*** MATERIAL SHOWN

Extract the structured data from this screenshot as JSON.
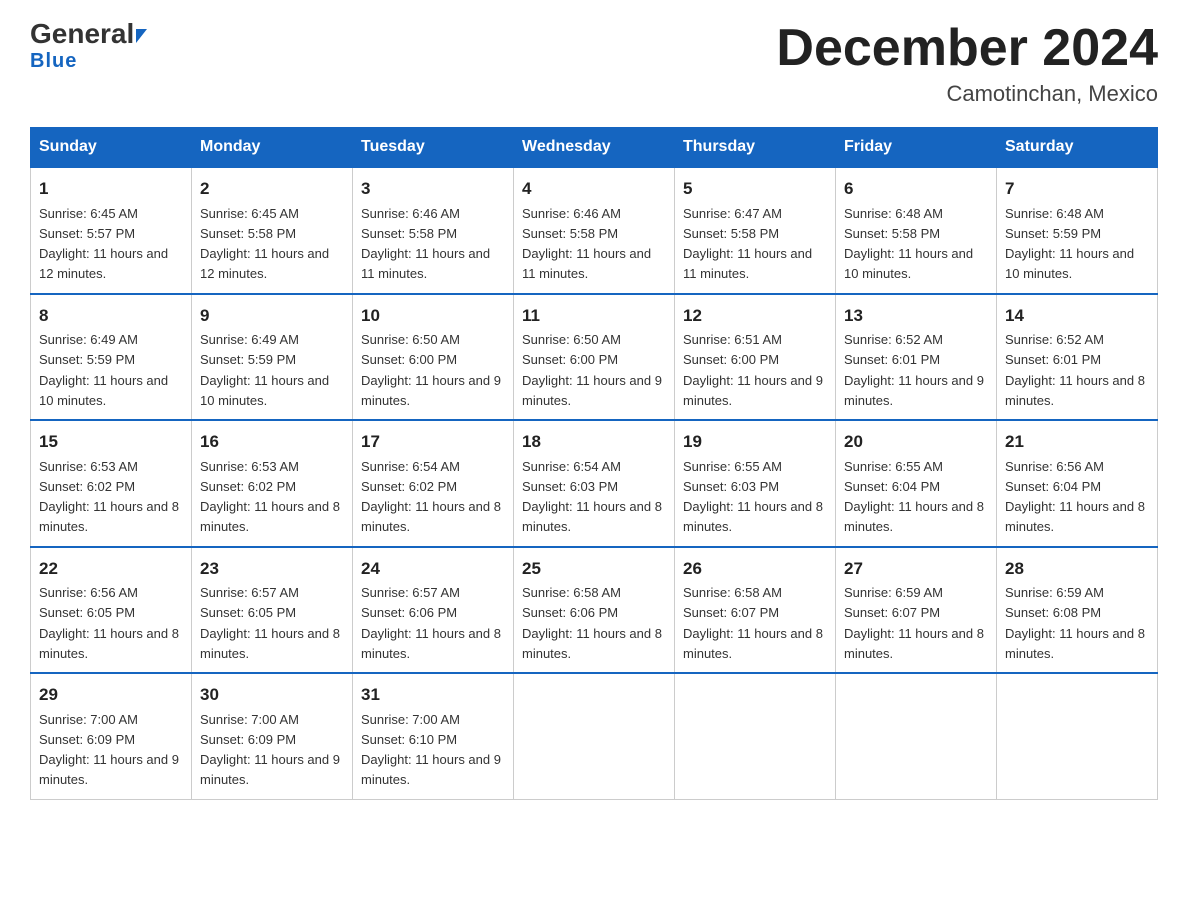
{
  "header": {
    "logo_general": "General",
    "logo_blue": "Blue",
    "title": "December 2024",
    "subtitle": "Camotinchan, Mexico"
  },
  "days_of_week": [
    "Sunday",
    "Monday",
    "Tuesday",
    "Wednesday",
    "Thursday",
    "Friday",
    "Saturday"
  ],
  "weeks": [
    [
      {
        "day": "1",
        "sunrise": "6:45 AM",
        "sunset": "5:57 PM",
        "daylight": "11 hours and 12 minutes."
      },
      {
        "day": "2",
        "sunrise": "6:45 AM",
        "sunset": "5:58 PM",
        "daylight": "11 hours and 12 minutes."
      },
      {
        "day": "3",
        "sunrise": "6:46 AM",
        "sunset": "5:58 PM",
        "daylight": "11 hours and 11 minutes."
      },
      {
        "day": "4",
        "sunrise": "6:46 AM",
        "sunset": "5:58 PM",
        "daylight": "11 hours and 11 minutes."
      },
      {
        "day": "5",
        "sunrise": "6:47 AM",
        "sunset": "5:58 PM",
        "daylight": "11 hours and 11 minutes."
      },
      {
        "day": "6",
        "sunrise": "6:48 AM",
        "sunset": "5:58 PM",
        "daylight": "11 hours and 10 minutes."
      },
      {
        "day": "7",
        "sunrise": "6:48 AM",
        "sunset": "5:59 PM",
        "daylight": "11 hours and 10 minutes."
      }
    ],
    [
      {
        "day": "8",
        "sunrise": "6:49 AM",
        "sunset": "5:59 PM",
        "daylight": "11 hours and 10 minutes."
      },
      {
        "day": "9",
        "sunrise": "6:49 AM",
        "sunset": "5:59 PM",
        "daylight": "11 hours and 10 minutes."
      },
      {
        "day": "10",
        "sunrise": "6:50 AM",
        "sunset": "6:00 PM",
        "daylight": "11 hours and 9 minutes."
      },
      {
        "day": "11",
        "sunrise": "6:50 AM",
        "sunset": "6:00 PM",
        "daylight": "11 hours and 9 minutes."
      },
      {
        "day": "12",
        "sunrise": "6:51 AM",
        "sunset": "6:00 PM",
        "daylight": "11 hours and 9 minutes."
      },
      {
        "day": "13",
        "sunrise": "6:52 AM",
        "sunset": "6:01 PM",
        "daylight": "11 hours and 9 minutes."
      },
      {
        "day": "14",
        "sunrise": "6:52 AM",
        "sunset": "6:01 PM",
        "daylight": "11 hours and 8 minutes."
      }
    ],
    [
      {
        "day": "15",
        "sunrise": "6:53 AM",
        "sunset": "6:02 PM",
        "daylight": "11 hours and 8 minutes."
      },
      {
        "day": "16",
        "sunrise": "6:53 AM",
        "sunset": "6:02 PM",
        "daylight": "11 hours and 8 minutes."
      },
      {
        "day": "17",
        "sunrise": "6:54 AM",
        "sunset": "6:02 PM",
        "daylight": "11 hours and 8 minutes."
      },
      {
        "day": "18",
        "sunrise": "6:54 AM",
        "sunset": "6:03 PM",
        "daylight": "11 hours and 8 minutes."
      },
      {
        "day": "19",
        "sunrise": "6:55 AM",
        "sunset": "6:03 PM",
        "daylight": "11 hours and 8 minutes."
      },
      {
        "day": "20",
        "sunrise": "6:55 AM",
        "sunset": "6:04 PM",
        "daylight": "11 hours and 8 minutes."
      },
      {
        "day": "21",
        "sunrise": "6:56 AM",
        "sunset": "6:04 PM",
        "daylight": "11 hours and 8 minutes."
      }
    ],
    [
      {
        "day": "22",
        "sunrise": "6:56 AM",
        "sunset": "6:05 PM",
        "daylight": "11 hours and 8 minutes."
      },
      {
        "day": "23",
        "sunrise": "6:57 AM",
        "sunset": "6:05 PM",
        "daylight": "11 hours and 8 minutes."
      },
      {
        "day": "24",
        "sunrise": "6:57 AM",
        "sunset": "6:06 PM",
        "daylight": "11 hours and 8 minutes."
      },
      {
        "day": "25",
        "sunrise": "6:58 AM",
        "sunset": "6:06 PM",
        "daylight": "11 hours and 8 minutes."
      },
      {
        "day": "26",
        "sunrise": "6:58 AM",
        "sunset": "6:07 PM",
        "daylight": "11 hours and 8 minutes."
      },
      {
        "day": "27",
        "sunrise": "6:59 AM",
        "sunset": "6:07 PM",
        "daylight": "11 hours and 8 minutes."
      },
      {
        "day": "28",
        "sunrise": "6:59 AM",
        "sunset": "6:08 PM",
        "daylight": "11 hours and 8 minutes."
      }
    ],
    [
      {
        "day": "29",
        "sunrise": "7:00 AM",
        "sunset": "6:09 PM",
        "daylight": "11 hours and 9 minutes."
      },
      {
        "day": "30",
        "sunrise": "7:00 AM",
        "sunset": "6:09 PM",
        "daylight": "11 hours and 9 minutes."
      },
      {
        "day": "31",
        "sunrise": "7:00 AM",
        "sunset": "6:10 PM",
        "daylight": "11 hours and 9 minutes."
      },
      null,
      null,
      null,
      null
    ]
  ]
}
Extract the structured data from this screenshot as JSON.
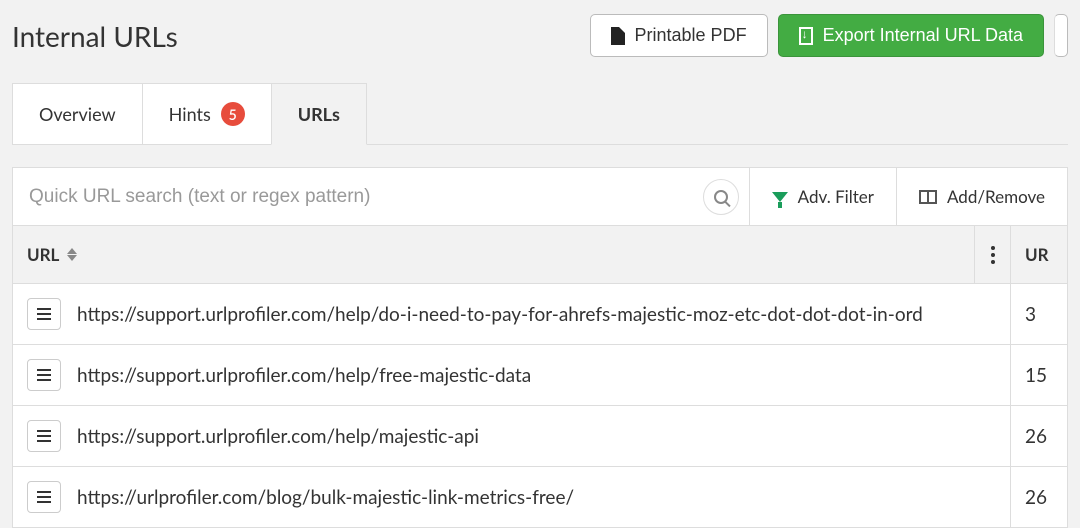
{
  "header": {
    "title": "Internal URLs",
    "pdf_label": "Printable PDF",
    "export_label": "Export Internal URL Data"
  },
  "tabs": {
    "overview_label": "Overview",
    "hints_label": "Hints",
    "hints_count": "5",
    "urls_label": "URLs",
    "active": "urls"
  },
  "toolbar": {
    "search_placeholder": "Quick URL search (text or regex pattern)",
    "search_value": "",
    "adv_filter_label": "Adv. Filter",
    "add_remove_label": "Add/Remove"
  },
  "table": {
    "columns": {
      "url_label": "URL",
      "ur_label": "UR"
    },
    "rows": [
      {
        "url": "https://support.urlprofiler.com/help/do-i-need-to-pay-for-ahrefs-majestic-moz-etc-dot-dot-dot-in-ord",
        "ur": "3"
      },
      {
        "url": "https://support.urlprofiler.com/help/free-majestic-data",
        "ur": "15"
      },
      {
        "url": "https://support.urlprofiler.com/help/majestic-api",
        "ur": "26"
      },
      {
        "url": "https://urlprofiler.com/blog/bulk-majestic-link-metrics-free/",
        "ur": "26"
      }
    ]
  }
}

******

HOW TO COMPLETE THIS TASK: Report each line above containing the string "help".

PROBLEM SOLUTION:
        "url": "https://support.urlprofiler.com/help/do-i-need-to-pay-for-ahrefs-majestic-moz-etc-dot-dot-dot-in-ord",
        "url": "https://support.urlprofiler.com/help/free-majestic-data",
        "url": "https://support.urlprofiler.com/help/majestic-api",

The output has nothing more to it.